The **Zeroth Law** of thermodynamics is pivotal in defining temperature scales, enabling the establishment of thermodynamic temperature as a measurable quantity. It provides the groundwork for the definition of thermal equilibrium and the development of thermometers.

The **First Law**, articulated through the principle of conservation of energy, is mathematically represented as ΔU = Q - W. This law emphasizes the interconvertibility of heat and work and introduces the concept of internal energy as a state function. The implications of the First Law extend into various domains, including closed and open systems, and it lays the groundwork for understanding enthalpy and the first law efficiency in thermodynamic cycles.

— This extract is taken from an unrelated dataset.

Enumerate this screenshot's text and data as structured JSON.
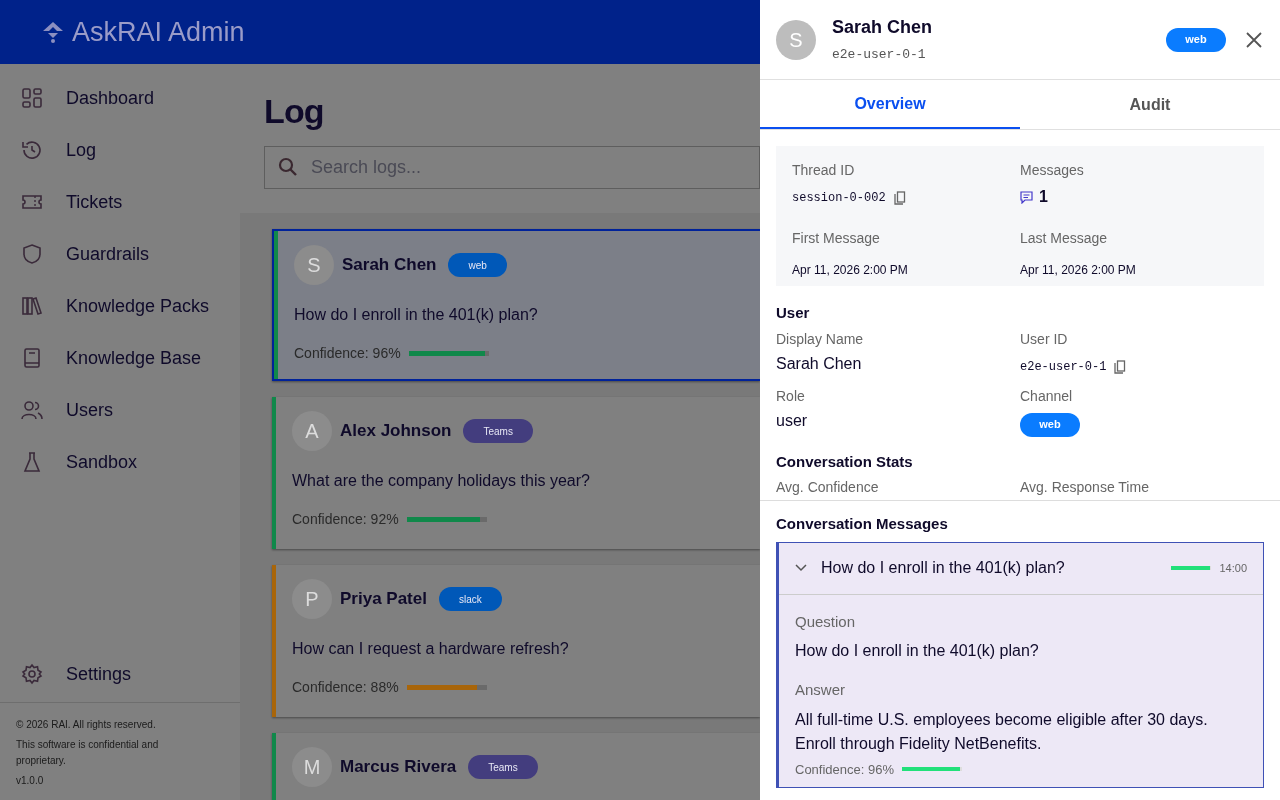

The **Second Law**, often expressed through the Clausius and Kelvin-Planck statements, introduces the concept of entropy (S) as a measure of irreversibility in natural processes. The law dictates that the total entropy of an isolated system can only increase over time, leading to the understanding of spontaneous processes and the directionality of thermodynamic transformations.

The **Third Law** posits that as the temperature approaches absolute zero, the entropy of a perfect crystalline substance approaches zero, fundamentally impacting the behavior of systems at low temperatures and influencing fields such as cryogenics and quantum mechanics.

These laws collectively inform our understanding of energy systems, phase transitions, and the thermodynamic properties of materials, underpinning advancements in modern physics and engineering.